3 Jun 2015
Farm with Lambs, signed, further titled in Cyrillic and numbered “N 18” on the reverse.
Oil on canvas, 52.5 by 72.5 cm.
Executed in the 1920s.
Provenance: Impressionist, Modern and Contemporary Art, Christie’s New York, 8 October 1992, lot 23.
The Russian Sale, Sotheby’s London, 31 May 2006, lot 153.
Private collection, Europe.
Authenticity of the work has been confirmed by the expert Yu. Rybakova.
Boris Grigoriev painted Farm with Lambs on one of his trips through Normandy and Brittany in the 1920s. Successful and well-off for commissions, the artist had been able to allow himself the freedom to travel around Europe and America from practically his first years as an émigré. Nevertheless, throughout the first half of the 1920s, he would head off every year to picturesque places deep in Northern France. Normandy and Brittany still had their traditional, agricultural way of life and the distinctive local colour, costumes, severe landscape, and the simple day-to-day life of the peasants and fishermen, unchanged for centuries, attracted artists from many different countries.
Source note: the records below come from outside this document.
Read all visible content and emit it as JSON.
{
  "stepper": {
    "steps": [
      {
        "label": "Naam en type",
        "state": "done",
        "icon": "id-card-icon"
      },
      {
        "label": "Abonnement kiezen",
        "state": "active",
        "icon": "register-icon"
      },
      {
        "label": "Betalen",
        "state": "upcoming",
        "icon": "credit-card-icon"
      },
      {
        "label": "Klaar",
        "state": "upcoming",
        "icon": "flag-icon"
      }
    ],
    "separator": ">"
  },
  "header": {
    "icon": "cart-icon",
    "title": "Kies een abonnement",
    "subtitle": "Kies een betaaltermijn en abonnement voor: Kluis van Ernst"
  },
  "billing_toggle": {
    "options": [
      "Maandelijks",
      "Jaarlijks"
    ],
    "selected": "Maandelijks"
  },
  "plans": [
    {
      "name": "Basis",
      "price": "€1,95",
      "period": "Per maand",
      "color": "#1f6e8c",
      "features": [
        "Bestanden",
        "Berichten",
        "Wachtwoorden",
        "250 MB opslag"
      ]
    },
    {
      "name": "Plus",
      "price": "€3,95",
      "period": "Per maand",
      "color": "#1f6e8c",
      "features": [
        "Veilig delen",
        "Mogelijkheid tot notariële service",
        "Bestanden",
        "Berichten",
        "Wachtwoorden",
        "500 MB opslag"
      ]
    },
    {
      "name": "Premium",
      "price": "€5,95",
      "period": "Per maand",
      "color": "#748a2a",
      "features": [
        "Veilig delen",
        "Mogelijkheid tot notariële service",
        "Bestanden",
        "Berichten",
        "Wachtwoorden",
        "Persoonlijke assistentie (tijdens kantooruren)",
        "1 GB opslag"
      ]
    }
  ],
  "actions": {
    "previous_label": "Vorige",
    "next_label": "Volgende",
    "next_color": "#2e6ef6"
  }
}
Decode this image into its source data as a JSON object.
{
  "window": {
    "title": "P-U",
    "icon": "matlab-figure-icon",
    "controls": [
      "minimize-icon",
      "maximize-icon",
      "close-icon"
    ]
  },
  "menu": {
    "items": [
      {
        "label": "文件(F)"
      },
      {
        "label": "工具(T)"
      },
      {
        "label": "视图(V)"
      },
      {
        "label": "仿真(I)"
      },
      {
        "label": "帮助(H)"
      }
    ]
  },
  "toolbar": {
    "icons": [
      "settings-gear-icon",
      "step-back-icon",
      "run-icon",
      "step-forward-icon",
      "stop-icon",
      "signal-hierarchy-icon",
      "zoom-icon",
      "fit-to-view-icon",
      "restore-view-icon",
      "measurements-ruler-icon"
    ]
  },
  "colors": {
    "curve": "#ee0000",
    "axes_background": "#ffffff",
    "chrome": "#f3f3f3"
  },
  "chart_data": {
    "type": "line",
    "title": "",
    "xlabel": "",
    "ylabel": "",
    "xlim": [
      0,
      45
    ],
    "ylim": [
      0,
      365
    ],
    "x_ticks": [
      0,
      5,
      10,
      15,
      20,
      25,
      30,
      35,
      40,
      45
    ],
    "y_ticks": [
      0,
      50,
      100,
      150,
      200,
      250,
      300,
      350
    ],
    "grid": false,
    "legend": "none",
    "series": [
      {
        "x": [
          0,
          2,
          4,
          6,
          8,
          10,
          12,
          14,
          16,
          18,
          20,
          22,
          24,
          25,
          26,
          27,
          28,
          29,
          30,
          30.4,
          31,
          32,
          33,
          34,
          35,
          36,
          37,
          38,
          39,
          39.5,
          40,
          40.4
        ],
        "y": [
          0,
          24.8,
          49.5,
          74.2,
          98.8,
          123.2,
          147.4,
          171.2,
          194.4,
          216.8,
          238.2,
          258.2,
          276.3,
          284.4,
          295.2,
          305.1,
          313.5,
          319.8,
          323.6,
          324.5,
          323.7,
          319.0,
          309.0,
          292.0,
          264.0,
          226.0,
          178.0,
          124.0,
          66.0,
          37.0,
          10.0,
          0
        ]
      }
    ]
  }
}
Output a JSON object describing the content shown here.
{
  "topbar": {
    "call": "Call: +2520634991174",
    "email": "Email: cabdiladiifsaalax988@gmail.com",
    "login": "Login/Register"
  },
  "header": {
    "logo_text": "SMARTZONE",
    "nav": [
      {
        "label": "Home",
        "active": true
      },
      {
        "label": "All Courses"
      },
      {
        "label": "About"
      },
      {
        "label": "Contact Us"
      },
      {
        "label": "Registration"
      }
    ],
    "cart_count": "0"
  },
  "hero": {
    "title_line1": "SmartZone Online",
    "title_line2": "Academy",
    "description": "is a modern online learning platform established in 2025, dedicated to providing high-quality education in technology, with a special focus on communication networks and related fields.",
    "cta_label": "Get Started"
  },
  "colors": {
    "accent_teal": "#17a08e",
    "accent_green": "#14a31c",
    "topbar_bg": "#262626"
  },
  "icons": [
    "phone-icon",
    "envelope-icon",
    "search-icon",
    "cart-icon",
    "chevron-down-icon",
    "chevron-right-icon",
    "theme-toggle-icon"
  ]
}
Grigoriev was renowned in Paris as the artist who had managed to capture the Russian Soul, the genuine face of the peasantry. This encouraged him to search in the culture of the West for similar distinctive and local “folk” peculiarities. This is why in Grigoriev’s Normandy and Breton cycles, there are so many farming scenes and depictions of peasants, country women in white bonnets, rustic holidays and the daily life of fishermen.
This is the kind of peaceful scene of provincial life that we see in Farm with Lambs too. The centre ground of the composition, beyond the green pasture grazed by a flock of sheep, is taken up by a panorama of a coastal village: little houses huddled together, a narrow street and a lean-to cowshed where a milkmaid is milking a cow. At the same time, a certain “nakedness” of the geometrical form, restraint in the ochreous greens of the palette and the emphasised outlines of the shapes – all distinct features of Grigoriev’s expressive manner of the 1920s – reveal a clear Neoclassical structure, as well as an influence from contemporary French painting.
Notes on symbols:
* Indicates 5% Import Duty Charge applies.
Ω Indicates 20% Import Duty Charge applies.
§ Indicates Artist's Resale Right applies.
† Indicates Standard VAT scheme applies, and the rate of 20% VAT will be charged on both hammer price and premium.